Good Germs, Bad Germs: Health and Survival in a Bacterial World was published in 2007. I dont know how far some of this research in probiotics has gone in the past seven years, but I am hopeful. I do know that our FDA causes everything to move at a snails pace, so in the meantime, Ill be doing my best not to get sick. (Again.) And as a side note -- this book makes no mention of nutrition, but its been proven since the time of plagues that those with the best nutrition stand the best chance of survival from all kinds of pestilence. Eat your vegetables!
Good Germs, Bad Germs: Health and Survival in a Bacterial World
Contents: 0 TrackBacks See a Problem? Read more Read less. Add both to Cart Add both to List. These items are shipped from and sold by different sellers. Customers who bought this item also bought.
Science writer Sachs Corpse makes a strong case for a new paradigm for dealing with the microbial life that teems around and within us. Taking both evolutionary and ecological approaches, she explains why antibiotics work so well but are now losing their effectiveness. She notes that between agricultural antibiotic usage and needless prescriptions written for human use, antibiotic resistance has reached terrifying levels. Sachs also presents evidence suggesting that an epidemiclike rise in autoimmune diseases and allergies may be attributable to our misguided frontal assault on the bacterial world.
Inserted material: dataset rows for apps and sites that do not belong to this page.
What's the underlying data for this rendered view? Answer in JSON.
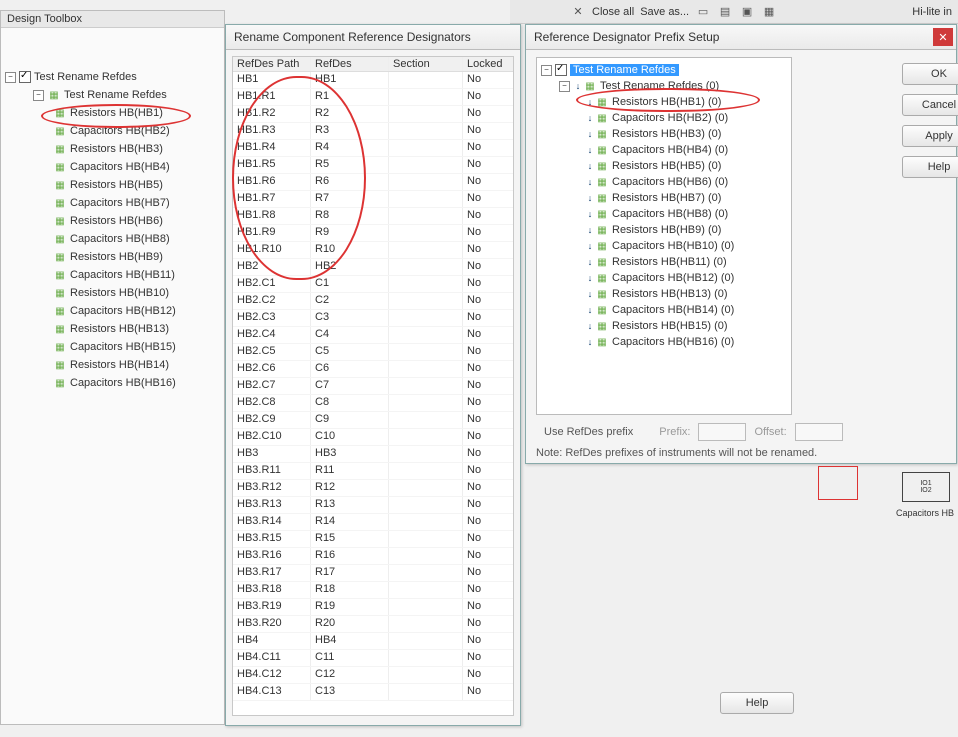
{
  "toolbar": {
    "items": [
      "Close all",
      "Save as..."
    ],
    "right_hint": "Hi-lite in"
  },
  "design_toolbox": {
    "title": "Design Toolbox",
    "root": "Test Rename Refdes",
    "root2": "Test Rename Refdes",
    "items": [
      "Resistors HB(HB1)",
      "Capacitors HB(HB2)",
      "Resistors HB(HB3)",
      "Capacitors HB(HB4)",
      "Resistors HB(HB5)",
      "Capacitors HB(HB7)",
      "Resistors HB(HB6)",
      "Capacitors HB(HB8)",
      "Resistors HB(HB9)",
      "Capacitors HB(HB11)",
      "Resistors HB(HB10)",
      "Capacitors HB(HB12)",
      "Resistors HB(HB13)",
      "Capacitors HB(HB15)",
      "Resistors HB(HB14)",
      "Capacitors HB(HB16)"
    ]
  },
  "rename_dialog": {
    "title": "Rename Component Reference Designators",
    "columns": [
      "RefDes Path",
      "RefDes",
      "Section",
      "Locked"
    ],
    "rows": [
      {
        "p": "HB1",
        "r": "HB1",
        "s": "",
        "l": "No"
      },
      {
        "p": "HB1.R1",
        "r": "R1",
        "s": "",
        "l": "No"
      },
      {
        "p": "HB1.R2",
        "r": "R2",
        "s": "",
        "l": "No"
      },
      {
        "p": "HB1.R3",
        "r": "R3",
        "s": "",
        "l": "No"
      },
      {
        "p": "HB1.R4",
        "r": "R4",
        "s": "",
        "l": "No"
      },
      {
        "p": "HB1.R5",
        "r": "R5",
        "s": "",
        "l": "No"
      },
      {
        "p": "HB1.R6",
        "r": "R6",
        "s": "",
        "l": "No"
      },
      {
        "p": "HB1.R7",
        "r": "R7",
        "s": "",
        "l": "No"
      },
      {
        "p": "HB1.R8",
        "r": "R8",
        "s": "",
        "l": "No"
      },
      {
        "p": "HB1.R9",
        "r": "R9",
        "s": "",
        "l": "No"
      },
      {
        "p": "HB1.R10",
        "r": "R10",
        "s": "",
        "l": "No"
      },
      {
        "p": "HB2",
        "r": "HB2",
        "s": "",
        "l": "No"
      },
      {
        "p": "HB2.C1",
        "r": "C1",
        "s": "",
        "l": "No"
      },
      {
        "p": "HB2.C2",
        "r": "C2",
        "s": "",
        "l": "No"
      },
      {
        "p": "HB2.C3",
        "r": "C3",
        "s": "",
        "l": "No"
      },
      {
        "p": "HB2.C4",
        "r": "C4",
        "s": "",
        "l": "No"
      },
      {
        "p": "HB2.C5",
        "r": "C5",
        "s": "",
        "l": "No"
      },
      {
        "p": "HB2.C6",
        "r": "C6",
        "s": "",
        "l": "No"
      },
      {
        "p": "HB2.C7",
        "r": "C7",
        "s": "",
        "l": "No"
      },
      {
        "p": "HB2.C8",
        "r": "C8",
        "s": "",
        "l": "No"
      },
      {
        "p": "HB2.C9",
        "r": "C9",
        "s": "",
        "l": "No"
      },
      {
        "p": "HB2.C10",
        "r": "C10",
        "s": "",
        "l": "No"
      },
      {
        "p": "HB3",
        "r": "HB3",
        "s": "",
        "l": "No"
      },
      {
        "p": "HB3.R11",
        "r": "R11",
        "s": "",
        "l": "No"
      },
      {
        "p": "HB3.R12",
        "r": "R12",
        "s": "",
        "l": "No"
      },
      {
        "p": "HB3.R13",
        "r": "R13",
        "s": "",
        "l": "No"
      },
      {
        "p": "HB3.R14",
        "r": "R14",
        "s": "",
        "l": "No"
      },
      {
        "p": "HB3.R15",
        "r": "R15",
        "s": "",
        "l": "No"
      },
      {
        "p": "HB3.R16",
        "r": "R16",
        "s": "",
        "l": "No"
      },
      {
        "p": "HB3.R17",
        "r": "R17",
        "s": "",
        "l": "No"
      },
      {
        "p": "HB3.R18",
        "r": "R18",
        "s": "",
        "l": "No"
      },
      {
        "p": "HB3.R19",
        "r": "R19",
        "s": "",
        "l": "No"
      },
      {
        "p": "HB3.R20",
        "r": "R20",
        "s": "",
        "l": "No"
      },
      {
        "p": "HB4",
        "r": "HB4",
        "s": "",
        "l": "No"
      },
      {
        "p": "HB4.C11",
        "r": "C11",
        "s": "",
        "l": "No"
      },
      {
        "p": "HB4.C12",
        "r": "C12",
        "s": "",
        "l": "No"
      },
      {
        "p": "HB4.C13",
        "r": "C13",
        "s": "",
        "l": "No"
      }
    ]
  },
  "prefix_dialog": {
    "title": "Reference Designator Prefix Setup",
    "root": "Test Rename Refdes",
    "sub": "Test Rename Refdes (0)",
    "items": [
      "Resistors HB(HB1) (0)",
      "Capacitors HB(HB2) (0)",
      "Resistors HB(HB3) (0)",
      "Capacitors HB(HB4) (0)",
      "Resistors HB(HB5) (0)",
      "Capacitors HB(HB6) (0)",
      "Resistors HB(HB7) (0)",
      "Capacitors HB(HB8) (0)",
      "Resistors HB(HB9) (0)",
      "Capacitors HB(HB10) (0)",
      "Resistors HB(HB11) (0)",
      "Capacitors HB(HB12) (0)",
      "Resistors HB(HB13) (0)",
      "Capacitors HB(HB14) (0)",
      "Resistors HB(HB15) (0)",
      "Capacitors HB(HB16) (0)"
    ],
    "use_refdes_prefix": "Use RefDes prefix",
    "prefix_label": "Prefix:",
    "offset_label": "Offset:",
    "note": "Note: RefDes prefixes of instruments will not be renamed.",
    "buttons": {
      "ok": "OK",
      "cancel": "Cancel",
      "apply": "Apply",
      "help": "Help"
    }
  },
  "help_label": "Help",
  "schematic": {
    "label": "Capacitors HB"
  }
}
The solution proposed is to encourage the growth of healthy, displacement-resistant microbial ecological communities and promote research that disrupts microbial processes rather than simply attempting to kill the germs themselves.
You also may like to try some of these bookshops , which may or may not sell this item. Separate different tags with a comma. To include a comma in your tag, surround the tag with double quotes.
édouard louis history of violence
Table of Contents for: Good germs, bad germs : health and survi
Welcome to Science Talk, the weekly podcast of Scientific American for the seven days starting October 24th. I am Steve Mirsky. This week on the podcast: Germs. Plus, we'll test your knowledge about some recent science in the news. She has been adjunct faculty in journalism at Fordham, N. Her first book was called, Corpse —more on that later.
Goodreads helps you keep track of books you want to read. Want to Read saving…. Want to Read Currently Reading Read. Other editions. Enlarge cover. Error rating book. Refresh and try again.
Good Germs, Bad Germs tells the story of what went terribly wrong in our war on germs. It also offers a hopeful look into a future in which antibiotics will be designed and used more wisely, and beyond that to a day when we may replace antibacterial drugs and cleansers with bacterial ones. Sponsored Products are advertisements for products sold by merchants on Amazon. When you click on a Sponsored Product ad, you will be taken to an Amazon detail page where you can learn more about the product and purchase it. To learn more about Amazon Sponsored Products, click here. Jessica Snyder Sachs is a freelance science writer.